As far as what Enlight can actually do it’s basically on-par with what you would probably expect. You can crop images, you can adjust clarity, there are the requisite filters and you can overlay text. But there are some unique features (at least to find together in one solid app) you don’t want to miss out on as well: canvas skewing and refitting, element targeting and editing by color, image mixing/blending, image reshaping (this is how you can edit your photo to look skinnier) and tilt-shifting for making images appear miniature. If you want you can doodle on images or add some special graffiti-like effects. When it’s all said and done you can add a border or frame, find the perfect Instagram fit or build a collage.
Of all the features I just mentioned, the one that I think is really compelling is the canvas refitting. Let’s say you take a horizontal picture of two kids who are on either side of the image with a bunch of dead space in-between. The canvas refitting option would allow you to bring them closer together, as if they were playing side-by-side.
I’d also say that the urban-style artistic effects are pretty cool because they let you quickly add character to an image.

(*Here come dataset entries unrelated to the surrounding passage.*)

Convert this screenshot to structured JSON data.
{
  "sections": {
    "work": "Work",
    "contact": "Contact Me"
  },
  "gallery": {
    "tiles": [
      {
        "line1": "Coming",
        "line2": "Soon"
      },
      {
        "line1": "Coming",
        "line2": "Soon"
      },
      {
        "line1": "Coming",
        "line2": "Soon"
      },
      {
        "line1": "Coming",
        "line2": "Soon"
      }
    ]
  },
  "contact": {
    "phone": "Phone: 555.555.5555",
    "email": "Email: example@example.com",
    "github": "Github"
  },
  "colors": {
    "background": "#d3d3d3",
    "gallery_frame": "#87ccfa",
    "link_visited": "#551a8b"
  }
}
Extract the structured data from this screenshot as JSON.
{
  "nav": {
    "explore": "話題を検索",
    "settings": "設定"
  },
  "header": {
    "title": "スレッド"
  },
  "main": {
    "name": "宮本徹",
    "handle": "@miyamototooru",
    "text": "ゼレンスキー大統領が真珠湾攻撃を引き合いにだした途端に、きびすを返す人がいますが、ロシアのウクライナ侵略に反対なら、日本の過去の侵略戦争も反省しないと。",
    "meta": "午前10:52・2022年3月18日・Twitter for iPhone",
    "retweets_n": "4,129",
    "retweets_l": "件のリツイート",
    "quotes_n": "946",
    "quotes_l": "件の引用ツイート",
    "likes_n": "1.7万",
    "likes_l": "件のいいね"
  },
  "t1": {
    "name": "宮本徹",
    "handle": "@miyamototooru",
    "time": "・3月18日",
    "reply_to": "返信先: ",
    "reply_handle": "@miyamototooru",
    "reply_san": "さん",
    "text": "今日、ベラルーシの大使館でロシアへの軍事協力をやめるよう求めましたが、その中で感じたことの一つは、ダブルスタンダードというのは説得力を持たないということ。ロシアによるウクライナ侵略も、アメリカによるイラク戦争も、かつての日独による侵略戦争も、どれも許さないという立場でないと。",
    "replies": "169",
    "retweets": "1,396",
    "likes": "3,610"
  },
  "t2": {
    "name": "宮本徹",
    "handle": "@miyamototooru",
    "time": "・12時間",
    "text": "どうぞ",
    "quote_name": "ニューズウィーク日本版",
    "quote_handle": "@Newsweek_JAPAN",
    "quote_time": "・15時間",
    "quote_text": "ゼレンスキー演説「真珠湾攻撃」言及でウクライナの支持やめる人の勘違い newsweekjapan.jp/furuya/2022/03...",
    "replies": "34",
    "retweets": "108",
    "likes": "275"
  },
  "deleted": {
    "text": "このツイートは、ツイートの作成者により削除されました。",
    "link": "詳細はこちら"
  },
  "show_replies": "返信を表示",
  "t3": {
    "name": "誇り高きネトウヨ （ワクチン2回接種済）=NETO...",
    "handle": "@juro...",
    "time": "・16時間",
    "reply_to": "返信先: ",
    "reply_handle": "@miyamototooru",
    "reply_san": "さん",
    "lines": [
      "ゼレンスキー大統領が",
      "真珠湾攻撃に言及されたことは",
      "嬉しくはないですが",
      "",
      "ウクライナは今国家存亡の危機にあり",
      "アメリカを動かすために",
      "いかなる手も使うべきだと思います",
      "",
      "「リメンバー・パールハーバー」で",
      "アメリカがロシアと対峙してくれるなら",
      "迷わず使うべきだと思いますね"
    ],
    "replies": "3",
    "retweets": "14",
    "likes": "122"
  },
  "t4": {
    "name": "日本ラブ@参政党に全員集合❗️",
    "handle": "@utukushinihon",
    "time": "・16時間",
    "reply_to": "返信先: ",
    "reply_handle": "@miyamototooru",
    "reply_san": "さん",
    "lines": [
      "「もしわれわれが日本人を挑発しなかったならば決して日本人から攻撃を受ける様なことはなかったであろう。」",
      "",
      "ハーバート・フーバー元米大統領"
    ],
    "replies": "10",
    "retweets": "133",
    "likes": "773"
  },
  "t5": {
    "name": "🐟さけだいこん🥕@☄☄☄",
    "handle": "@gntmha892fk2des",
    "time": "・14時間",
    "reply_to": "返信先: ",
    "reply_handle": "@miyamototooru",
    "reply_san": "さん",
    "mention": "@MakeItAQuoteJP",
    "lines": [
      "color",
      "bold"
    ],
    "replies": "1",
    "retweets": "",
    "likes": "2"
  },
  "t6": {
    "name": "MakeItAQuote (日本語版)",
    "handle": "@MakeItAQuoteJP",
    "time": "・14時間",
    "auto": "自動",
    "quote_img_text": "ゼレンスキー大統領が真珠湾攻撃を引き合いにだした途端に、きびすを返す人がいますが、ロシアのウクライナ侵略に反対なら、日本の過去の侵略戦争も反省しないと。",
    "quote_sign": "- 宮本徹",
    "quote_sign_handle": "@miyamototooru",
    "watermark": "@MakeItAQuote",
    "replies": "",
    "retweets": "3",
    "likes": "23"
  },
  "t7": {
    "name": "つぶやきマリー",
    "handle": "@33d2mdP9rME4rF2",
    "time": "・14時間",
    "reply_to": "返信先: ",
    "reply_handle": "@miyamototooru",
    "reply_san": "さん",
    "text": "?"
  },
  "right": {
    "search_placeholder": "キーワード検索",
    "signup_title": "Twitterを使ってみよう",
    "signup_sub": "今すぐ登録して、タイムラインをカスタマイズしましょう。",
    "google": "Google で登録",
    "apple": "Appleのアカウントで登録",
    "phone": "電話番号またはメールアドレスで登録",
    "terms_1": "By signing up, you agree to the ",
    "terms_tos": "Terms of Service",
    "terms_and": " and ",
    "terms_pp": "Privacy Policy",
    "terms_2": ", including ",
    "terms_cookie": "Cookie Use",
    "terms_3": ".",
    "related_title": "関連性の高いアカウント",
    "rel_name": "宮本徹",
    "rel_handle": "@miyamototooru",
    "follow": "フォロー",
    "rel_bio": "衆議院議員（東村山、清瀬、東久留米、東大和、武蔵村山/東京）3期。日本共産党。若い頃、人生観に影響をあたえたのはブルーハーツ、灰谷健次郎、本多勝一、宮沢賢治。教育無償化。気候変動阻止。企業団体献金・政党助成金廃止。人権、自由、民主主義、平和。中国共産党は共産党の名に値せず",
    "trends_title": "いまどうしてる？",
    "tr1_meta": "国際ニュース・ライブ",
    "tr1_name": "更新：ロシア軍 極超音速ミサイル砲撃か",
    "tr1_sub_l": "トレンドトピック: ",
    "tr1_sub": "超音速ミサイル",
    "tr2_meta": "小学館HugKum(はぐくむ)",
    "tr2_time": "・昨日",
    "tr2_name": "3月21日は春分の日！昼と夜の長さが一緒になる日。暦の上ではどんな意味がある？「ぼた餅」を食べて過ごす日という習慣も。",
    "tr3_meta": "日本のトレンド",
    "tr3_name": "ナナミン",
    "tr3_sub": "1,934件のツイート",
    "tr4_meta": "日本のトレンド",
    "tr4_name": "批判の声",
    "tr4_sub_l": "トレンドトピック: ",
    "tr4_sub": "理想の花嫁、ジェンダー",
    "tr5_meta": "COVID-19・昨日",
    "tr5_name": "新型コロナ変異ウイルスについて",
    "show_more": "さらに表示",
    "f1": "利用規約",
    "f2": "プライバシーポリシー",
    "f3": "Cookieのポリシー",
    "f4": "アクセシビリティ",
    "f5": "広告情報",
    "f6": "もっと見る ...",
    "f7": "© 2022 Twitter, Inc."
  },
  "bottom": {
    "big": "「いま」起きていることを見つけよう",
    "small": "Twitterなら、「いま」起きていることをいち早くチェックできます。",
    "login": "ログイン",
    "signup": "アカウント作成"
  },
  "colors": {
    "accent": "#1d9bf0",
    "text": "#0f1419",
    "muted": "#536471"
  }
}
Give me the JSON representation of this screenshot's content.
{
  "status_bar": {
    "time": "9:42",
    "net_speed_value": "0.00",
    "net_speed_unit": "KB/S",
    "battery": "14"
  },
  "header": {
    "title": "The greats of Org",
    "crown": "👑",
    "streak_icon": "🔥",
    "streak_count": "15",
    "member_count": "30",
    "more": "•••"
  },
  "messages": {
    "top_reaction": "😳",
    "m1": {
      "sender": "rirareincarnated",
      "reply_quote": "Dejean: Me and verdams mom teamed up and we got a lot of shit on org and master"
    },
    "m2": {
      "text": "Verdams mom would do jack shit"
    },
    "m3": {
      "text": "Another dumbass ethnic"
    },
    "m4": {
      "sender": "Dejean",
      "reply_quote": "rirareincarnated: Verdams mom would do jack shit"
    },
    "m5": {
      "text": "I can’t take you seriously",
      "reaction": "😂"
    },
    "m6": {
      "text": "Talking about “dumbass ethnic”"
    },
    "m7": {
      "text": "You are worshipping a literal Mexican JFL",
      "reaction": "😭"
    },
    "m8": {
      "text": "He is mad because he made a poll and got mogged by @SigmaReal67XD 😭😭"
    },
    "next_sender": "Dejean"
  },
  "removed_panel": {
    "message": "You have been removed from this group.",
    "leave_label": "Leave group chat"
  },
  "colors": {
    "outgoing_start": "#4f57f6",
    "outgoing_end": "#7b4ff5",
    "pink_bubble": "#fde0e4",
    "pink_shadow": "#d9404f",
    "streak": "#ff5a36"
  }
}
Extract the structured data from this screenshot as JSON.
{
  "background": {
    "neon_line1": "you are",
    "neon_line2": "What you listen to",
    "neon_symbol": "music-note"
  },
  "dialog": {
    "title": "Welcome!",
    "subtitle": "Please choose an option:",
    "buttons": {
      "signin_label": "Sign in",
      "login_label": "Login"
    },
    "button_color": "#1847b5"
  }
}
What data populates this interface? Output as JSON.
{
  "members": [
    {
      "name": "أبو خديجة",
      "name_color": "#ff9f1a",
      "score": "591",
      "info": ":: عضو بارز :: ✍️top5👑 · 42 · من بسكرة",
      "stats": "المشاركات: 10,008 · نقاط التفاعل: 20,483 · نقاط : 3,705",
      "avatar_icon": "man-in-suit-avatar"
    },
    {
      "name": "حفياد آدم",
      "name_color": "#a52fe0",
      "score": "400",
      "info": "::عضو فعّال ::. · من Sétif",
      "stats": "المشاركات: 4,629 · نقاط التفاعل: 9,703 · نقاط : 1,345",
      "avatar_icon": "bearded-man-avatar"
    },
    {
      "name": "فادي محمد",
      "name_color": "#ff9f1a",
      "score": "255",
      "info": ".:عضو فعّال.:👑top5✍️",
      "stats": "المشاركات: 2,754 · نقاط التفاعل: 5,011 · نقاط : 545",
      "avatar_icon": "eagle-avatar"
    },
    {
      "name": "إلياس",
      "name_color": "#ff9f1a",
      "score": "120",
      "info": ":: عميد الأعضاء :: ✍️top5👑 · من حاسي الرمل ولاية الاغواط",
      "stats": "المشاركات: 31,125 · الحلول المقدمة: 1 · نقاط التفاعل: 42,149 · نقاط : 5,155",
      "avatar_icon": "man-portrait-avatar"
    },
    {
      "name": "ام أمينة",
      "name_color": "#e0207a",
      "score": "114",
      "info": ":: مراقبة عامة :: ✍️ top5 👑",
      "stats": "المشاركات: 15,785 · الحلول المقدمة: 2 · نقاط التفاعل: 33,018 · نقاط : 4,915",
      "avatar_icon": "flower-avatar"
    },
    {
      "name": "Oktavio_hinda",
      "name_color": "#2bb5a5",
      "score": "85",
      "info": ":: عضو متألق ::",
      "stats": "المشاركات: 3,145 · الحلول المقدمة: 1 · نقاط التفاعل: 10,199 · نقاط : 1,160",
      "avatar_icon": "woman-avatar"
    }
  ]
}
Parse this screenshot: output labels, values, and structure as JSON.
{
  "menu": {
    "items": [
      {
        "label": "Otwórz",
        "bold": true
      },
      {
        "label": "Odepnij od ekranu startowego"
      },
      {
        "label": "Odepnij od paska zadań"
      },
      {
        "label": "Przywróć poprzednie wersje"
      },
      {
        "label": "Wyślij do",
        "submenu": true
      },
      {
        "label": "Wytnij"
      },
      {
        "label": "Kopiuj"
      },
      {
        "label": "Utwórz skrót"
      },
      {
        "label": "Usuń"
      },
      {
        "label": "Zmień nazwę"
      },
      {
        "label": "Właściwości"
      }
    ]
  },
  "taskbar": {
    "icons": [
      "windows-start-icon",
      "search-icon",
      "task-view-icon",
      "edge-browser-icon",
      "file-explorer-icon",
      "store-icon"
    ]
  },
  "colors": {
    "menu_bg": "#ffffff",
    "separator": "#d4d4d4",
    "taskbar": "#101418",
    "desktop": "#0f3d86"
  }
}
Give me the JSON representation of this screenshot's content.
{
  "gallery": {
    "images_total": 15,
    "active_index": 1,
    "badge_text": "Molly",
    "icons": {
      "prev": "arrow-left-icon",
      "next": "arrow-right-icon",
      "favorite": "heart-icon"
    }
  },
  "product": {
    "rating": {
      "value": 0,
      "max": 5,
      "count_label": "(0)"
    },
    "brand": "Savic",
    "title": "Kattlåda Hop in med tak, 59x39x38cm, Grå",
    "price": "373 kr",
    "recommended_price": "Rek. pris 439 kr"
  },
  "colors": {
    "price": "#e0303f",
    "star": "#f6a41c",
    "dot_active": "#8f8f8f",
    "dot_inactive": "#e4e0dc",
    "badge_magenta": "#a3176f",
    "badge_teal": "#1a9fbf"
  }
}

All-in-all Enlight is a very solid photo-editing app. It has that hipster feel (for the moment, at least) that many will be looking for. It is a bit aesthetically skewed toward women—the colors and effects aren’t really all that masculine (and clearly this is Enlight’s target audience as you can tell by the app’s preview pictures in the app store). That said, any guys looking for solid editing tools shouldn’t be afraid to give it a whirl. This is an outstanding mobile photo editing powerhouse with plenty of unique features that make it stand out.